PROBLEM REQUIREMENTS: Which lines in the records below mention the word "Grady"? Copy each one out.
□ □ □ □
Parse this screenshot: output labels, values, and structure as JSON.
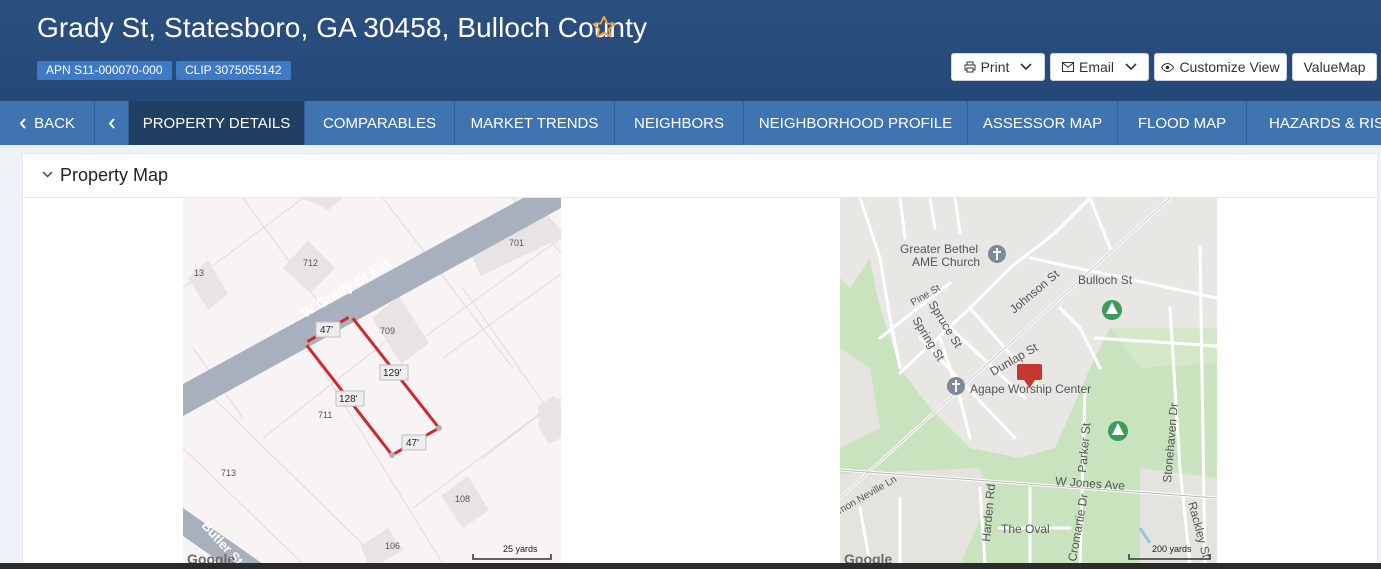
{
  "header": {
    "title": "Grady St, Statesboro, GA 30458, Bulloch County",
    "apn": "APN S11-000070-000",
    "clip": "CLIP 3075055142",
    "buttons": {
      "print": "Print",
      "email": "Email",
      "customize": "Customize View",
      "valuemap": "ValueMap"
    }
  },
  "nav": {
    "back": "BACK",
    "tabs": [
      "PROPERTY DETAILS",
      "COMPARABLES",
      "MARKET TRENDS",
      "NEIGHBORS",
      "NEIGHBORHOOD PROFILE",
      "ASSESSOR MAP",
      "FLOOD MAP",
      "HAZARDS & RISK"
    ],
    "active_tab": "PROPERTY DETAILS"
  },
  "panel": {
    "title": "Property Map"
  },
  "parcel_map": {
    "street": "W Grady St Ext",
    "street2": "Butler St",
    "lots": [
      "13",
      "712",
      "701",
      "709",
      "711",
      "713",
      "108",
      "106"
    ],
    "dimensions": [
      "47'",
      "129'",
      "128'",
      "47'"
    ],
    "scale": "25 yards",
    "logo": "Google"
  },
  "area_map": {
    "labels": {
      "church1": "Greater Bethel",
      "church1b": "AME Church",
      "church2": "Agape Worship Center",
      "pine": "Pine St",
      "spruce": "Spruce St",
      "spring": "Spring St",
      "johnson": "Johnson St",
      "bulloch": "Bulloch St",
      "dunlap": "Dunlap St",
      "parker": "Parker St",
      "stonehaven": "Stonehaven Dr",
      "jones": "W Jones Ave",
      "neville": "mon Neville Ln",
      "harden": "Harden Rd",
      "oval": "The Oval",
      "cromartie": "Cromartie Dr",
      "rackley": "Rackley St"
    },
    "scale": "200 yards",
    "logo": "Google"
  },
  "colors": {
    "header": "#2b4f7e",
    "nav": "#3f74b0",
    "nav_active": "#213e63",
    "badge": "#3f7ac4",
    "parcel": "#cc2b2b",
    "star": "#e8a04a"
  }
}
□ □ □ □
EXPECTED ANSWER:
    "title": "Grady St, Statesboro, GA 30458, Bulloch County",
    "street": "W Grady St Ext",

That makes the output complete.